"Does the bridge make you dizzy?" the boy asked.
"Dizzy!" gasped Mr. Bons. "I want to go back. Tell the driver."
But the driver shook his head.
"We are nearly there," said the boy, "They are asleep. Shall I call? They will be so pleased to see you, for I have prepared them."
Mr. Bons moaned. They moved over the lunar rainbow, which ever and ever broke away behind their wheels. How still the night was! Who would be sentry at the Gate?
"I am coming," he shouted, again forgetting the hundred resolutions. "I am returning—I, the boy."
"The boy is returning," cried a voice to other voices, who repeated, "The boy is returning."
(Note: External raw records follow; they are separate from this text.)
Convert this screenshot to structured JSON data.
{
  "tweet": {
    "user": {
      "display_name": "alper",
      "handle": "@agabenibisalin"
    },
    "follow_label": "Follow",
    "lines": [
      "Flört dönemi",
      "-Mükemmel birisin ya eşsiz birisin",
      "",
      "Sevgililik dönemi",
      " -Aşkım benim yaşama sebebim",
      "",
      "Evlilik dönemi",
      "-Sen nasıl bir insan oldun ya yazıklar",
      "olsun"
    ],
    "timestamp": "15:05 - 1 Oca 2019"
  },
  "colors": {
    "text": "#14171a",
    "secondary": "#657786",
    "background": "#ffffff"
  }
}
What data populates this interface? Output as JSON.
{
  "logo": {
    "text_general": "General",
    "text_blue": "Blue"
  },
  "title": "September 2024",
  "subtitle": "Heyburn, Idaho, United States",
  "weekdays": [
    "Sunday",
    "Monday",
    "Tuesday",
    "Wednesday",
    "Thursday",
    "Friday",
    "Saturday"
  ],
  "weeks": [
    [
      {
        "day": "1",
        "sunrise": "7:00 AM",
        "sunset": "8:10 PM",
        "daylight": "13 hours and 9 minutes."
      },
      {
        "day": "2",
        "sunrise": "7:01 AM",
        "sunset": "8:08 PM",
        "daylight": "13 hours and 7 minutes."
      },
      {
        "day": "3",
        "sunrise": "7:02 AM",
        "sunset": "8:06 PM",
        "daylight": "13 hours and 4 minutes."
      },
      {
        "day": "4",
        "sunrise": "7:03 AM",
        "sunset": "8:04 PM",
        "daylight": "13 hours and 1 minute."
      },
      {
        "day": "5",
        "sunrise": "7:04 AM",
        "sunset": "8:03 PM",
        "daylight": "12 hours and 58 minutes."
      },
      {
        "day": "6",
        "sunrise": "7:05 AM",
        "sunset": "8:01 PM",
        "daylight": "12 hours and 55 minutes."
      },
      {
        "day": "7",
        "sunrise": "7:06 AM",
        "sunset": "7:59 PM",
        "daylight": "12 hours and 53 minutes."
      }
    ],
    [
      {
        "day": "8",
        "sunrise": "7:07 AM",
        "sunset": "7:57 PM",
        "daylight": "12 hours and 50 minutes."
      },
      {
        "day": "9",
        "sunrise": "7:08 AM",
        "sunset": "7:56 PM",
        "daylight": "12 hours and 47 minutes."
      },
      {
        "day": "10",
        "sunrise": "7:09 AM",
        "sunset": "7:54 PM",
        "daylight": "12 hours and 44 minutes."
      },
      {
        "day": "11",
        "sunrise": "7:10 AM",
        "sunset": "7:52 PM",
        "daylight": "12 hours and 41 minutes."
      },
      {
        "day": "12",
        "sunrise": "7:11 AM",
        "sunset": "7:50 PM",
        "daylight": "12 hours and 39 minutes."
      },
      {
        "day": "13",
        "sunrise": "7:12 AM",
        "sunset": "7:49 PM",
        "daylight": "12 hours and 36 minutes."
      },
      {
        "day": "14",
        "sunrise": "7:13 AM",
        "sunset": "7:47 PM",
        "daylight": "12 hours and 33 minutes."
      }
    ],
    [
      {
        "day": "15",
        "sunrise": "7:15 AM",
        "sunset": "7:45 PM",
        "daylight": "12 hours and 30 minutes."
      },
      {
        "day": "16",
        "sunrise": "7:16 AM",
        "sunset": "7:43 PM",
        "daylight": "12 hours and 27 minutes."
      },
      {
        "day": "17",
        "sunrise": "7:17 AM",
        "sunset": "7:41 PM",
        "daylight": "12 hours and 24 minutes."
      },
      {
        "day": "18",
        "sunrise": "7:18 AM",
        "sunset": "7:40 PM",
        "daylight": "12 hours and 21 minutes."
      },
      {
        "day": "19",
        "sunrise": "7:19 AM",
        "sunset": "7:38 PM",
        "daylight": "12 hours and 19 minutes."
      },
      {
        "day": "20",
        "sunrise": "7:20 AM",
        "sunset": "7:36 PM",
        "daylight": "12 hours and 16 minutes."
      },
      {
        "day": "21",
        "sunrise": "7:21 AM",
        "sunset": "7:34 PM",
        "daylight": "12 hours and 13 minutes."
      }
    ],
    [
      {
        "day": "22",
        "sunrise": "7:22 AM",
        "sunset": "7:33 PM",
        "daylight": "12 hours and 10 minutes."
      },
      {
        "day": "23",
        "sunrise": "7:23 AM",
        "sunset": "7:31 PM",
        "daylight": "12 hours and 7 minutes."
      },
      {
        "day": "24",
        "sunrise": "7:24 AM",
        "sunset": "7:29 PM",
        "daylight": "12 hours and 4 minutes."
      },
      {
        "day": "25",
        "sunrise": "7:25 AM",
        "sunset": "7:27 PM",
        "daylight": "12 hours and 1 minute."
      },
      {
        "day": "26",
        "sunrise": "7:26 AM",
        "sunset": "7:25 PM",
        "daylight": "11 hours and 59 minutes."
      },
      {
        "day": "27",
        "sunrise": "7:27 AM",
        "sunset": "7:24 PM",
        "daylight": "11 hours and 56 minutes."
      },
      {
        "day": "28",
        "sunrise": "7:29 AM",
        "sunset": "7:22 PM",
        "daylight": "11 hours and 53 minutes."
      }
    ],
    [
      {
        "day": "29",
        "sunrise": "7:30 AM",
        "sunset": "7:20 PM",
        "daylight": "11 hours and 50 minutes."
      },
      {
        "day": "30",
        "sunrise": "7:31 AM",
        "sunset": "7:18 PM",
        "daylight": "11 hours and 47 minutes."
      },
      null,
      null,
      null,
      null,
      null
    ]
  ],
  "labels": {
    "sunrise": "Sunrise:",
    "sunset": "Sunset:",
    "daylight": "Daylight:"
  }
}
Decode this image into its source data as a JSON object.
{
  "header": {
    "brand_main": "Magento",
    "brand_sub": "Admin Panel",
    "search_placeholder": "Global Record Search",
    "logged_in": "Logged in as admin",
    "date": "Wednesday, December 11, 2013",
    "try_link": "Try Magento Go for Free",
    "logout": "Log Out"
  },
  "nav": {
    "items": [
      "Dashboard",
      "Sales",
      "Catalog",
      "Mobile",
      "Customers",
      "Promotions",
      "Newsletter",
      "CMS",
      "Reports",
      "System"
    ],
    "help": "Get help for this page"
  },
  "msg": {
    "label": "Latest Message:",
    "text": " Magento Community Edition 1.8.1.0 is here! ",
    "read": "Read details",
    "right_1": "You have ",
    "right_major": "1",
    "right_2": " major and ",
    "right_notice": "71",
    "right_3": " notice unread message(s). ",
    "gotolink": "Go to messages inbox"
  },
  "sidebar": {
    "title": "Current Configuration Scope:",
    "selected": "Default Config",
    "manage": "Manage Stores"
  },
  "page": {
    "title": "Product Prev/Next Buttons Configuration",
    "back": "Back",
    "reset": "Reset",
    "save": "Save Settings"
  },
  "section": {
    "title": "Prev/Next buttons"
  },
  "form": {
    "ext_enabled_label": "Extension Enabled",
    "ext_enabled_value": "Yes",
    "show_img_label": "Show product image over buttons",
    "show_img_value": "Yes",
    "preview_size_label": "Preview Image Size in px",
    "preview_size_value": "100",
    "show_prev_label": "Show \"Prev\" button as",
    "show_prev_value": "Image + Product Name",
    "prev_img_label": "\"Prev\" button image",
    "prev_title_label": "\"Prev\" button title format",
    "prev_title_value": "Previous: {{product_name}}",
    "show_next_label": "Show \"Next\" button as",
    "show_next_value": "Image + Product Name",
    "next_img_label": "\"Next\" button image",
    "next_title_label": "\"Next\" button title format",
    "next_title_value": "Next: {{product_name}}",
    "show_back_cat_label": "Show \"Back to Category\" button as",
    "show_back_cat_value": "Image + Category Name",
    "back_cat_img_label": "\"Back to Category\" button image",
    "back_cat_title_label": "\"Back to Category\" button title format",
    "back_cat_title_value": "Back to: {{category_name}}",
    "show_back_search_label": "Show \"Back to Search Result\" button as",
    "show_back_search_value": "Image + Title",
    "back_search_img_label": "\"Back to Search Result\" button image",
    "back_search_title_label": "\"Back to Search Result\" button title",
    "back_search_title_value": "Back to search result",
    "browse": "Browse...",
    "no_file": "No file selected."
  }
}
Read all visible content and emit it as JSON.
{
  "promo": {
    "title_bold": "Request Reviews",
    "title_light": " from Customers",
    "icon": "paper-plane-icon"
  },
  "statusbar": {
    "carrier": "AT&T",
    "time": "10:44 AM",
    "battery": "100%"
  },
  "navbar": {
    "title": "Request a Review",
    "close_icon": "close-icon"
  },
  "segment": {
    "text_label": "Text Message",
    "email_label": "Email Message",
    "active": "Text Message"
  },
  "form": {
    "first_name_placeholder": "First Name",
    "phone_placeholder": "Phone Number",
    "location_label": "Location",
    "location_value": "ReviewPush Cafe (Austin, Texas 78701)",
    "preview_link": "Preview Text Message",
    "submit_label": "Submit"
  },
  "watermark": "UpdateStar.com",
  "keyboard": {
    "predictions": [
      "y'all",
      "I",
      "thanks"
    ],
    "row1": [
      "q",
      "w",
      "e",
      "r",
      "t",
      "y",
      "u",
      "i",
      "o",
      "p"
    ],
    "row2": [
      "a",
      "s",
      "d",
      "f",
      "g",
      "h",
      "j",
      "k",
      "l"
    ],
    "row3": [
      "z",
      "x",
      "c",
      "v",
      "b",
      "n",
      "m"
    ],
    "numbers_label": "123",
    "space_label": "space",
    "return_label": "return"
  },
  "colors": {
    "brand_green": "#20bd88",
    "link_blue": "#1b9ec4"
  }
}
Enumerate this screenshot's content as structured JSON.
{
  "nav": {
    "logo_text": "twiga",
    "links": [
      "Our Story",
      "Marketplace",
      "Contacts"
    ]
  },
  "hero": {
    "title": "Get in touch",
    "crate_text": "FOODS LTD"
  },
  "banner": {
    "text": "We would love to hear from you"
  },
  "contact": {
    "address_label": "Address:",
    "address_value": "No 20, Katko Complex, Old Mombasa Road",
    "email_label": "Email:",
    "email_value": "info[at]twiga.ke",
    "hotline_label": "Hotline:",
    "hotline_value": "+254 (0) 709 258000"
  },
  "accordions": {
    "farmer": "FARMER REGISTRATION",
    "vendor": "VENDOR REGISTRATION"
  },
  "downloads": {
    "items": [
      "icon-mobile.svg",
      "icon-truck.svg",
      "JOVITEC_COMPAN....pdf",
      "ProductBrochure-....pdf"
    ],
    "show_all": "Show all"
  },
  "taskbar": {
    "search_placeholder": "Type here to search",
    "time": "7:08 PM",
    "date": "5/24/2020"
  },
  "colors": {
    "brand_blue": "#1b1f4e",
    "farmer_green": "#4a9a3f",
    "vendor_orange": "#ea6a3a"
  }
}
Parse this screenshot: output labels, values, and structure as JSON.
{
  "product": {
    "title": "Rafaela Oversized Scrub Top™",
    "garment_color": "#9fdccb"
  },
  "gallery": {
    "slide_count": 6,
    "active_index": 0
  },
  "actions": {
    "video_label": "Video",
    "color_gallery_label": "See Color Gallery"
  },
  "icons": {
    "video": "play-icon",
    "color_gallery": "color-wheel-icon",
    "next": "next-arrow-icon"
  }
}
"I am bringing Mr. Bons with me."
"I should have said Mr. Bons is bringing me with him."
"Who stands sentry?"
And on the rocky causeway, close to the springing of the rainbow bridge, he saw a young man who carried a wonderful shield.
"Mr. Bons, it is Achilles, armed."
"I want to go back," said Mr. Bons.
The last fragment of the rainbow melted, the wheels sang upon the living rock, the door of the omnibus burst open. Out leapt the boy—he could not resist—and sprang to meet the warrior, who, stooping suddenly, caught him on his shield.
"Achilles!" he cried, "let me get down, for I am ignorant and vulgar, and I must wait for that Mr. Bons of whom I told you yesterday."
But Achilles raised him aloft. He crouched on the wonderful shield, on heroes and burning cities, on vineyards graven in gold, on every dear passion, every joy, on the entire image of the Mountain that he had discovered, encircled, like it, with an everlasting stream. "No, no," he protested, "I am not worthy. It is Mr. Bons who must be up here."
But Mr. Bons was whimpering, and Achilles trumpeted and cried, "Stand upright upon my shield!"
"Sir, I did not mean to stand! something made me stand. Sir, why do you delay? Here is only the great Achilles, whom you knew."
Mr. Bons screamed, "I see no one. I see nothing. I want to go back." Then he cried to the driver, "Save me! Let me stop in your chariot. I have honoured you. I have quoted you. I have bound you in vellum. Take me back to my world."
The driver replied, "I am the means and not the end. I am the food and not the life. Stand by yourself, as that boy has stood. I cannot save you. For poetry is a spirit; and they that would worship it must worship in spirit and in truth."
Mr. Bons—he could not resist—crawled out of the beautiful omnibus. His face appeared, gaping horribly. His hands followed, one gripping the step, the other beating the air. Now his shoulders emerged, his chest, his stomach. With a shriek of "I see London," he fell—fell against the hard, moonlit rock, fell into it as if it were water, fell through it, vanished, and was seen by the boy no more.
"Where have you fallen to, Mr. Bons? Here is a procession arriving to honour you with music and torches. Here come the men and women whose names you know. The mountain is awake, the river is awake, over the race-course the sea is awaking those dolphins, and it is all for you. They want you——"
There was the touch of fresh leaves on his forehead. Some one had crowned him.
From the Kingston Gazette, Surbiton Times, and Paynes Park Observer.
The body of Mr. Septimus Bons has been found in a shockingly mutilated condition in the vicinity of the Bermondsey gas-works. The deceased's pockets contained a sovereign-purse, a silver cigar-case, a bijou pronouncing dictionary, and a couple of omnibus tickets. The unfortunate gentleman had apparently been hurled from a considerable height. Foul play is suspected, and a thorough investigation is pending by the authorities.
|Art of Worldly Wisdom Daily|
In the 1600s, Balthasar Gracian, a jesuit priest wrote 300 aphorisms on living life called "The Art of Worldly Wisdom." Join our newsletter below and read them all, one at a time.
Shakespeare wrote over 150 sonnets! Join our Sonnet-A-Day Newsletter and read them all, one at a time.